[00:20:38] All right, the fifth and final tip is to do everything that you can to enhance your body’s ability to recover from your workout because as we all know, you don’t build muscle in the gym, you build muscle out of the gym. Right? So in the gym, you’re putting in the work. That is a stimulus, right? You’re breaking muscle down and you’re telling your body, “hey, you need to repair this muscle damage.

And ideally, you need to add a bit to it and you need to get stronger to better ready yourself for the next training bout.” And therefore, the better your body can recover from your workouts, the more you can benefit from them individually, the harder they can be, and the more often you can train, the more work you can do.


[00:21:21] Now, we’ve already covered a couple very important aspects of recovery, which are eating enough calories and eating enough protein, but there are a few others that are worth mentioning as well. And one of them is to make sure that you are giving your muscles enough rest in between the workouts that you’re doing. This is particularly relevant these days because high frequency and high volume and even just high load training is fairly popular.

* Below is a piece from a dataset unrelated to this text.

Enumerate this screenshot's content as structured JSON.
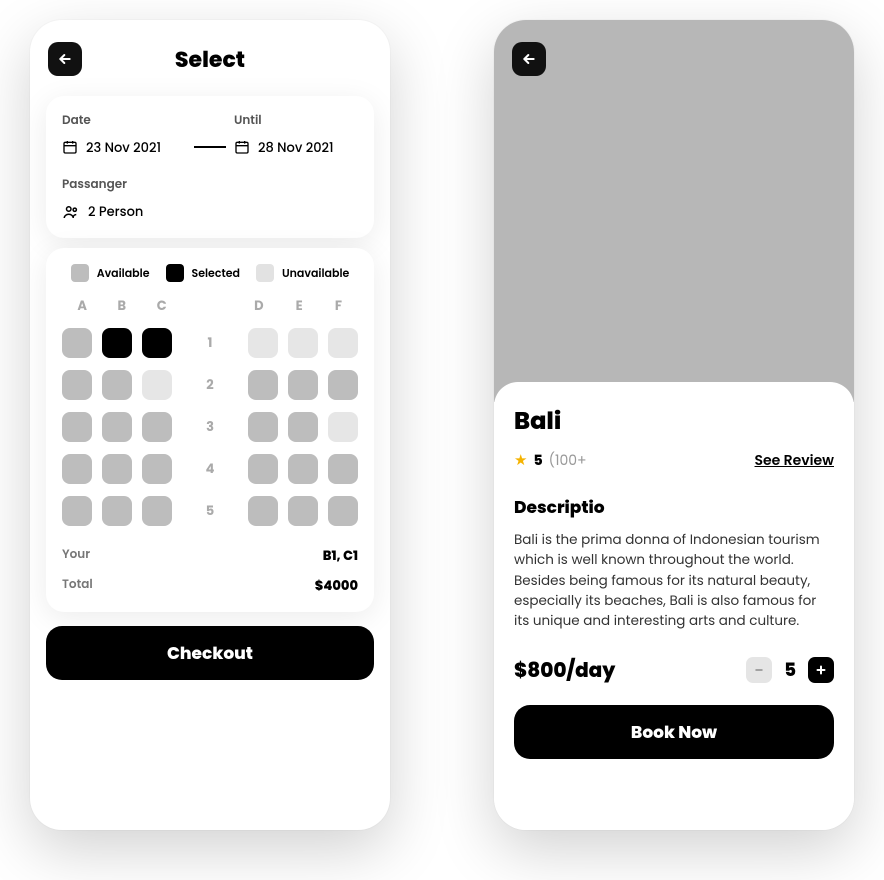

So you have workout programs that have you training all the major, most groups several times per week with rather high amounts of volume and rather heavyweights and that’s dangerous territory, at least for us natural weightlifters. For people on enough drugs, that’s great. But if you’re not on the drugs, not so great.


[00:22:08] Now, that isn’t to say that you can’t train a muscle group a few times a week, but if you are not managing your total weekly volume and if you’re not managing the intensity, so the load, how much weight you are lifting in those workouts, it can get pretty grueling, pretty fast. And again, that’s the road to overtraining.

That is how eventually you run yourself into the ground. And if you want to learn more about all of that, head over to muscleforlife.com and search for “muscle building workout” and you’ll see an article I wrote called “How to Create the Ultimate Muscle Building Workout”, it breaks it all down.


[00:22:44] Getting enough sleep is another hugely important aspect of recovery. Most people need about seven to eight hours per night. And if you get less than that too often it is going to impact your training negatively. And if you have trouble sleeping, if you have trouble getting enough sleep, there are a number of things you can do to improve the quality of your sleep and also the duration of your sleep. Head over to muscleforlife.com, search for “sleep” and you will see an article I wrote on that.


[00:23:12] And lastly, we have supplementation, which is the least important but worth mentioning because the right supplements can help speed up your recovery. And the two in particular that I like for this purpose are creatine, which I’m sure you’ve heard about. It is probably the most researched molecule in all sports nutrition and the weight of the evidence makes it very clear that it works.

Most people are going to respond well to it and it’s going to help them gain muscle and strength faster. Now research shows it can also reduce exercise-induced muscle damage and inflammation, which, of course, then means less damage to repair and better recovery.


[00:23:51] And the other supplement that I like for the purposes of recovery is carnitine and specifically the form L-carnitine L-tartrate because research shows that it also reduces exercise-induced muscle damage and helps reduce muscle soreness resulting from workouts and improves muscle repair.

So it’s just an all-around great compound for improving recovery. And all that is why you find both creatine and L-carnitine L-tartrate in my post-workout supplement Recharge, which you can learn more about at Legionathletics.com/recharge if you want to check it out.


[00:24:31] All right. So that’s it. You have: train heavy, train hard, but not so heavy and hard that you eventually overtrain. Eat enough protein and enough calories. Track your progress and always push yourself to be improving over your previous workouts. Make recovery just as much of a priority as training. And be patient. If you do those things, you will have no trouble gaining muscle and strength.

What did you think of this episode? Have anything else to share? Let me know in the comments below!

+ Scientific References